Here’s a roundup of the top industry articles for the week.
Brands That Do Content Right – Digiday
Need inspiration? The brands included in this roundup don’t push their product or industry at the expense of fulfilling a need for their audiences
For example, Proctor and Gamble’s Home Made Simple reads more like Real Simple than the P&G Brand Saver you see in your Sunday paper. The site contains advice, coupons, recipes by ingredient and even clips from Home Made Simple TV, which also airs on OWN.
If you were to summarize the tweets and comments about Yahoo’s acquisition of Tumblr, it seems that the world’s uncoolest web company is acquiring one of the coolest (if not the newest) websites. Alex Kantrowitz argues that the announcement signals that the “next big thing” era of social media is over. He believes that Facebook, Twitter, Tumblr, Pinterest and Instagram will stay on top but will have their own ups and downs, much like Facebook does whenever it implements a new profile design.

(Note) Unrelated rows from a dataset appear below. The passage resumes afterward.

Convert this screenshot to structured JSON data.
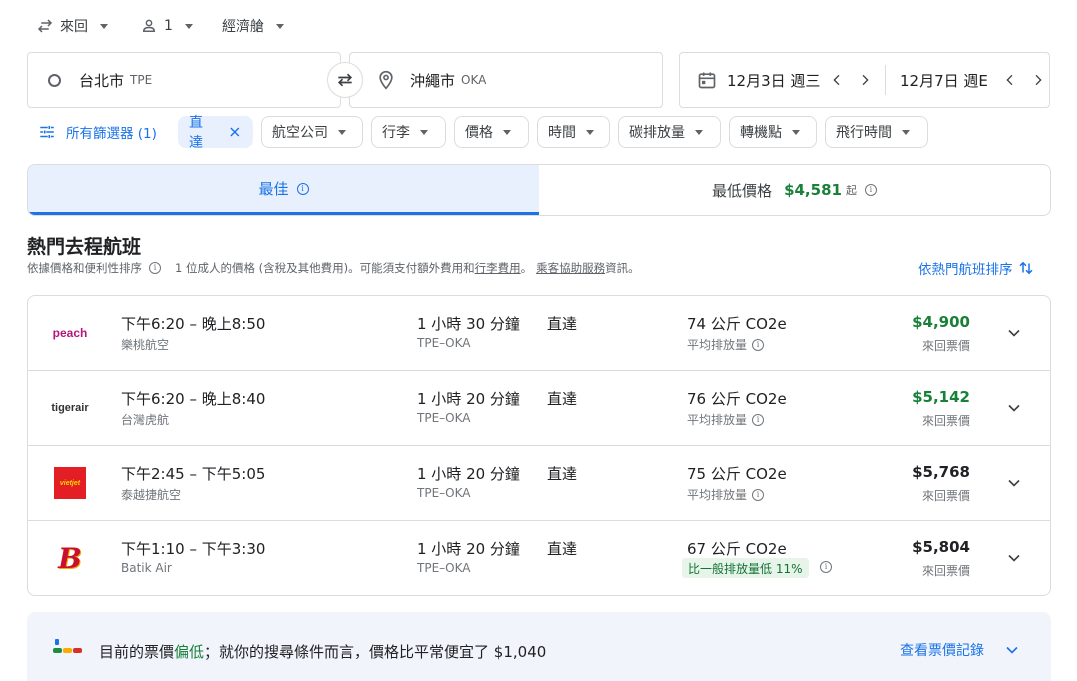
{
  "top_controls": {
    "trip_type": "來回",
    "passengers": "1",
    "cabin": "經濟艙"
  },
  "search": {
    "origin": {
      "city": "台北市",
      "code": "TPE"
    },
    "destination": {
      "city": "沖繩市",
      "code": "OKA"
    },
    "depart_date": "12月3日 週三",
    "return_date": "12月7日 週E"
  },
  "filters": {
    "all_filters": "所有篩選器 (1)",
    "chips": [
      "直達",
      "航空公司",
      "行李",
      "價格",
      "時間",
      "碳排放量",
      "轉機點",
      "飛行時間"
    ]
  },
  "tabs": {
    "best": "最佳",
    "cheapest_label": "最低價格",
    "cheapest_price": "$4,581",
    "cheapest_suffix": "起"
  },
  "results": {
    "title": "熱門去程航班",
    "subtitle_a": "依據價格和便利性排序",
    "subtitle_b": "1 位成人的價格 (含稅及其他費用)。可能須支付額外費用和",
    "subtitle_link1": "行李費用",
    "subtitle_c": "。",
    "subtitle_link2": "乘客協助服務",
    "subtitle_d": "資訊。",
    "sort_label": "依熱門航班排序"
  },
  "flights": [
    {
      "times": "下午6:20 – 晚上8:50",
      "airline": "樂桃航空",
      "duration": "1 小時 30 分鐘",
      "route": "TPE–OKA",
      "stops": "直達",
      "emissions": "74 公斤 CO2e",
      "emissions_note": "平均排放量",
      "price": "$4,900",
      "price_type": "來回票價",
      "logo_text": "peach",
      "logo_color": "#b5177c"
    },
    {
      "times": "下午6:20 – 晚上8:40",
      "airline": "台灣虎航",
      "duration": "1 小時 20 分鐘",
      "route": "TPE–OKA",
      "stops": "直達",
      "emissions": "76 公斤 CO2e",
      "emissions_note": "平均排放量",
      "price": "$5,142",
      "price_type": "來回票價",
      "logo_text": "tigerair",
      "logo_color": "#333333"
    },
    {
      "times": "下午2:45 – 下午5:05",
      "airline": "泰越捷航空",
      "duration": "1 小時 20 分鐘",
      "route": "TPE–OKA",
      "stops": "直達",
      "emissions": "75 公斤 CO2e",
      "emissions_note": "平均排放量",
      "price": "$5,768",
      "price_type": "來回票價",
      "logo_text": "vietjet",
      "logo_color": "#e31e24"
    },
    {
      "times": "下午1:10 – 下午3:30",
      "airline": "Batik Air",
      "duration": "1 小時 20 分鐘",
      "route": "TPE–OKA",
      "stops": "直達",
      "emissions": "67 公斤 CO2e",
      "emissions_note": "比一般排放量低 11%",
      "price": "$5,804",
      "price_type": "來回票價",
      "logo_text": "B",
      "logo_color": "#c8102e"
    }
  ],
  "banner": {
    "text_a": "目前的票價",
    "text_low": "偏低",
    "text_b": "；就你的搜尋條件而言，價格比平常便宜了 $1,040",
    "history_label": "查看票價記錄"
  },
  "colors": {
    "accent": "#1a73e8",
    "green_price": "#188038",
    "active_tab_bg": "#e8f0fe",
    "banner_bg": "#f1f5fb"
  }
}
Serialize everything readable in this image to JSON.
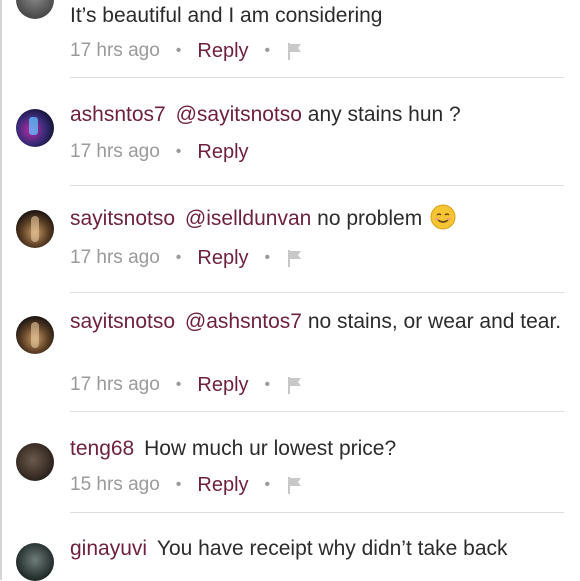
{
  "comments": [
    {
      "avatar": "user-avatar-photo",
      "username": "",
      "mention": "",
      "text": "It’s beautiful and I am considering",
      "time": "17 hrs ago",
      "reply": "Reply",
      "has_flag": true
    },
    {
      "avatar": "user-avatar-photo",
      "username": "ashsntos7",
      "mention": "@sayitsnotso",
      "text": "any stains hun ?",
      "time": "17 hrs ago",
      "reply": "Reply",
      "has_flag": false
    },
    {
      "avatar": "user-avatar-photo",
      "username": "sayitsnotso",
      "mention": "@iselldunvan",
      "text": "no problem",
      "emoji": "relieved-smile-emoji",
      "time": "17 hrs ago",
      "reply": "Reply",
      "has_flag": true
    },
    {
      "avatar": "user-avatar-photo",
      "username": "sayitsnotso",
      "mention": "@ashsntos7",
      "text": "no stains, or wear and tear.",
      "time": "17 hrs ago",
      "reply": "Reply",
      "has_flag": true
    },
    {
      "avatar": "user-avatar-photo",
      "username": "teng68",
      "mention": "",
      "text": "How much ur lowest price?",
      "time": "15 hrs ago",
      "reply": "Reply",
      "has_flag": true
    },
    {
      "avatar": "user-avatar-photo",
      "username": "ginayuvi",
      "mention": "",
      "text": "You have receipt  why didn’t take back",
      "time": "",
      "reply": "",
      "has_flag": false
    }
  ],
  "colors": {
    "accent": "#6e1f3f",
    "meta_gray": "#9a9a9a",
    "divider": "#dedede"
  }
}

Public-relations lessons from Amy's Baking Company – Arizona Republic
As soon as the cringeworthy episode of Kitchen Nightmares aired – in which Gordon Ramsey walks away from a struggling restaurant for the first time – Amy’s Baking Company lashed back on social media. Then they claimed their account was hacked. Then they hired a PR firm. Then their PR firm fired them.
According to MMPR’s owner Ty Largo, Amy’s Baking Company should have instituted a crisis plan two years ago, when owner Amy first began leaving rude comments on Yelp. The lesson? Keep your cool, lest the public begin taking sides before you’ve had a chance to clear the air.
Sephora CMO Debunks A Major Stereotype About Women And Tech – Business Insider
True or false: Men are always the early adopters when it comes to tech. It turns out that women are the first to turn to technology when it makes their lives easier. For instance, women are leading the charge when it comes to mobile commerce, visiting retail sites on mobile devices more often than men (56 percent vs. 43 percent).
When marketing to women, you can’t color your website pink and call it a day, however. Women are after mobile, social experiences. The Business Insider article tells you how to reach them.
An Honor for the Creator of the GIF – New York Times
What do you call an animated image that’s somewhere between a still image and a video and often used as an online comeback? Steve Wilhite, inventor of the gif, cleared up its pronunciation once and for all: it’s pronounced jif, like the peanut butter.
An informal poll of our office reveals that we’re evenly split between pronunciations, but old habits die hard. I can’t say I’ll start calling animated images jifs any time soon.
Share yours with us on Twitter – and follow us @WalkerSands.